Southern Baptist ethicist Richard Land commended the president's confirmation of America's ideals but criticized his failure to seek congressional support of forceful intervention.
Speaking from the National Defense University in Washington, D.C., to a national television audience, the president said he was seeking to inform the American people of the progress and plans for a coalition effort that began nine days earlier. That military effort opened with missile attacks against Gaddafi's forces from United States ships and has continued with strikes from American and other air forces.
Obama acknowledged U.S. security was not at stake.
"There will be times, though, when our safety is not directly threatened, but our interests and our values are," he said during the 27-minute address.
While the president said Libya "would be better off" without Gaddafi in power, that goal would be pursued "through non-military means."
"Broadening our military mission to include regime change would be a mistake," Obama said.
Expanding the military aspect to seek removal of Gaddafi would break up the coalition, likely result in U.S. troops on the ground in Libya and increase the costs, he told Americans.
"To be blunt, we went down that road in Iraq," the president said, adding the change in government there "took eight years, thousands of American and Iraqi lives and nearly a trillion dollars. That is not something we can afford to repeat in Libya."
The military objective, Obama said, remains the protection of the Libyan people threatened by Gaddafi and the grounding of the Libyan air force by instituting a no-fly zone -- efforts supported by a United Nations Security Council resolution. The president has not sought legislative approval, though he said in his speech he consulted with congressional leaders from both political parties.
Land said he thinks "many Americans and most Southern Baptists appreciated President Obama's reaffirmation of our values and beliefs and that it would violate our values and beliefs to allow human beings to be massacred by their own government when we had the ability to stop such a slaughter of human beings with a relatively small exercise of American military power."

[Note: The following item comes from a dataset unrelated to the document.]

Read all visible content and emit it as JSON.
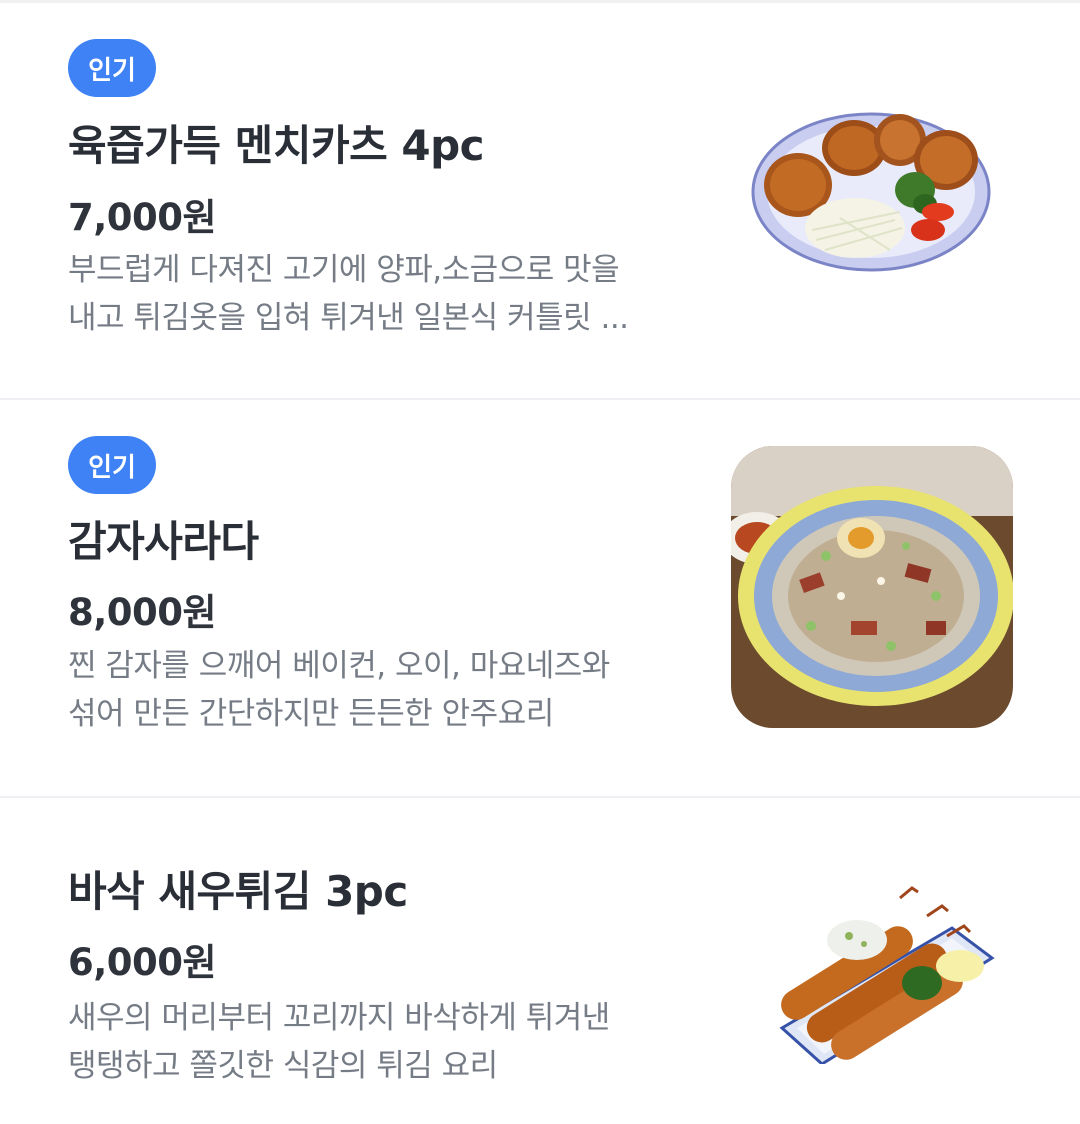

The president of the Ethics & Religious Liberty Commission said Obama's intervention in Libya "is the opposite and correct decision to the wrong decision by President Clinton not to intervene in Rwanda in 1994, which resulted in as many as one million people being hacked to death in about three months' time."
"Unfortunately, President Obama has failed thus far to do one of the things that is absolutely necessary for the lawful use of the American military in combat: Seek the approval of Congress," Land said. "For the president to authorize the use of American military force in combat without seeking the prior or the subsequent approval of Congress is -- to put it bluntly -- illegal. The authorization by the United Nations Security Council is not now, and never will be, a substitute for the approval of the United States Congress. To argue otherwise is to diminish America's sovereignty."

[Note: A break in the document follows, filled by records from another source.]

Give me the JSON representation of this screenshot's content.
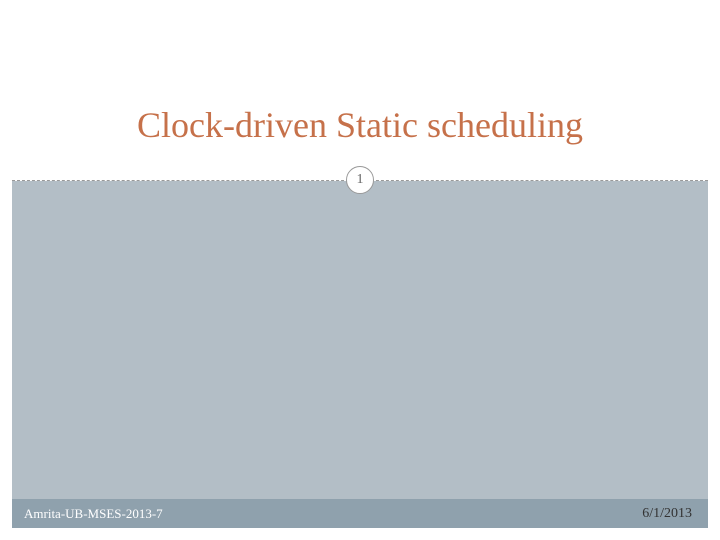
{
  "slide": {
    "title": "Clock-driven Static scheduling",
    "page_number": "1",
    "footer_text": "Amrita-UB-MSES-2013-7",
    "date": "6/1/2013"
  }
}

A Republican leader in the House of Representatives said after the speech he "still did not hear a clearly defined goal for how long military operations will last in Libya."
"Utilizing U.S. warriors to protect civilians from a brutal dictator is a noble cause, but asking them to maintain a stalemate while we hold-out hope that Gaddafi will voluntarily leave his country raises serious questions about the duration of the mission," Rep. Buck McKeon of California said in a written statement. McKeon is chairman of the Armed Services Committee.
Gaddafi's reign of terror against his own people began after a popular uprising was ignited similar to recent, successful ones in neighboring Tunisia and Egypt. His army struck back against rebel forces and was threatening the insurgent stronghold of Benghazi, a city of almost 700,000, when a coalition of the U.S., France, Great Britain and others took action March 19.
Obama said he had pledged to keep ground troops out of Libya, limit the U.S. role and transfer responsibility to coalition partners. "The United States of America had done what we said we would do," he told Americans. From now on, the U.S. will take on a supporting role, helping with such things as intelligence and search-and-rescue aid, the president said.
The president said military force in Libya was needed to foster democracy in other countries and prevent Libyan refugees from possibly impeding the transitions in Egypt and Tunisia. "The democratic impulses that are dawning across the region would be eclipsed by the darkest form of dictatorship, as repressive leaders concluded that violence is the best strategy to cling to power," he said.
Under the 1973 War Powers Act, a U.S. president may send American forces into battle for 60 days without congressional approval, although he may extend that time for 30 additional days minus legislative support.
Land said that is why "President Bush 41 sought the approval of Congress prior to the first Gulf War and why President Bush 43 sought the approval of Congress before the liberation of Iraq."
"The bottom line is the president needs to get the approval of Congress within a maximum of 90 days from the beginning of hostilities or he has to cease hostilities whether he is in coalition with NATO or not," Land said. "Otherwise, it sets a dangerous precedent of the overreach of executive branch power and does damage to the balance of powers designed by our forefathers."
Tom Strode is Washington bureau chief of Baptist Press.
Copyright (c) 2011 Southern Baptist Convention, Baptist Press www.BPNews.net